SARANAC LAKE - Local residents stood outside in the bitter cold this morning to pay their respects to an Australian Army veteran who, authorites say, intentionally froze to death on an Adirondack mountain.
A hearse carrying the body of Paul McKay, bound for his native Australia, moved slowly through downtown just before 8 a.m., led by a village police car, a state Department of Environmental Conservation forest ranger truck and a state police cruiser.
About two dozen local residents, some standing alone, others in small groups, stood on the sidewalk in the minus-12-degree temperatures as the somber procession passed by. Some, including several veterans, saluted. Others held their hands over their hearts or made the sign of the cross. One held up an Australian flag.
Local veterans, police officers and forest rangers carry Paul McKay’s coffin into a hearse at the Fortune-Keough Funeral Home in Saranac Lake this morning.
(Enterprise photo — Chris Knight)
Earlier, the coffin carrying McKay's body was carried from the Fortune-Keough Funeral Home on Church Street to the hearse by a group of local veterans, village and state police officers and a forest ranger. The pallbearers saluted as the door of the hearse was closed.
The motorcade traveled down Church Street, onto Main Street and then to the Harrietstown Town Hall at the corner of River and Main streets. From there, the procession turned onto River Street and Lake Flower Avenue and continued along state Route 86. In Ray Brook, a group of state workers from the DEC, Adirondack Park Agency and other agencies stood along the road between the two agencies to pay their respects to McKay as the motorcade passed. The DEC headquarters there served as the command center during the search for McKay.
McKay's body was scheduled to be taken to a funeral home in Queens today and then flown to Australia on Friday.
The 31-year-old was a veteran of the war in Afghanistan. Police said he suffered from post-traumatic stress disorder.
McKay was reported missing by his father Jan. 3 after he sent him an email from a Saranac Lake hotel leaving him all his possessions. His family didn't know McKay had traveled here. Village police determined that McKay flew to the U.S. on Dec. 28, took a bus to Saranac Lake and stayed at the Best Western Mountain Lake Inn the night of Dec. 30.
He left the village on foot the following morning and was last seen walking on the railroad tracks near the federal prison in Ray Brook. Following an intensive, nearly two-week search by police, forest rangers and volunteers, McKay's body was found on a shoulder of Scarface Mountain on Jan. 15. Authorities said he committed suicide by hypothermia.
McKay's disappearance was covered extensively by the Australian print, television and radio news media.

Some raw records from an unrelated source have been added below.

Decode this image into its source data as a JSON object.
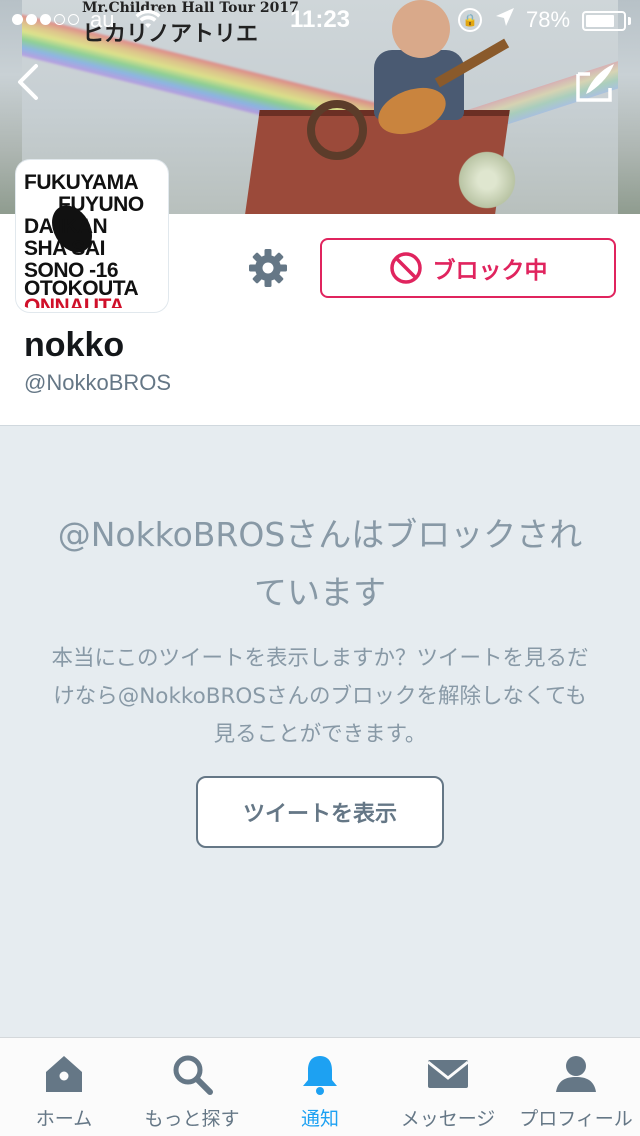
{
  "status_bar": {
    "carrier": "au",
    "time": "11:23",
    "battery": "78%",
    "battery_level": 0.78
  },
  "banner": {
    "poster_line1": "Mr.Children Hall Tour 2017",
    "poster_line2": "ヒカリノアトリエ"
  },
  "avatar": {
    "lines": [
      "FUKUYAMA",
      "FUYUNO",
      "DA  IKAN",
      "SHA  SAI",
      "SONO  -16",
      "OTOKOUTA",
      "ONNAUTA"
    ]
  },
  "profile": {
    "name": "nokko",
    "handle": "@NokkoBROS",
    "block_button_label": "ブロック中"
  },
  "blocked": {
    "title": "@NokkoBROSさんはブロックされています",
    "description": "本当にこのツイートを表示しますか？ツイートを見るだけなら@NokkoBROSさんのブロックを解除しなくても見ることができます。",
    "show_button": "ツイートを表示"
  },
  "tabbar": {
    "items": [
      {
        "label": "ホーム",
        "icon": "home-icon"
      },
      {
        "label": "もっと探す",
        "icon": "search-icon"
      },
      {
        "label": "通知",
        "icon": "bell-icon",
        "active": true
      },
      {
        "label": "メッセージ",
        "icon": "envelope-icon"
      },
      {
        "label": "プロフィール",
        "icon": "person-icon"
      }
    ]
  },
  "colors": {
    "accent": "#1da1f2",
    "block_red": "#e0245e",
    "muted": "#657786",
    "background": "#e6ecf0"
  }
}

Since the discovery of his body, Australians have been expressing their grief, and their thanks to those involved in the search, through emails, phone calls and Facebook messages to village and state police, the DEC, village Mayor Clyde Rabideau and the Enterprise.
Contact Chris Knight at 891-2600 ext. 24 or firstname.lastname@example.org.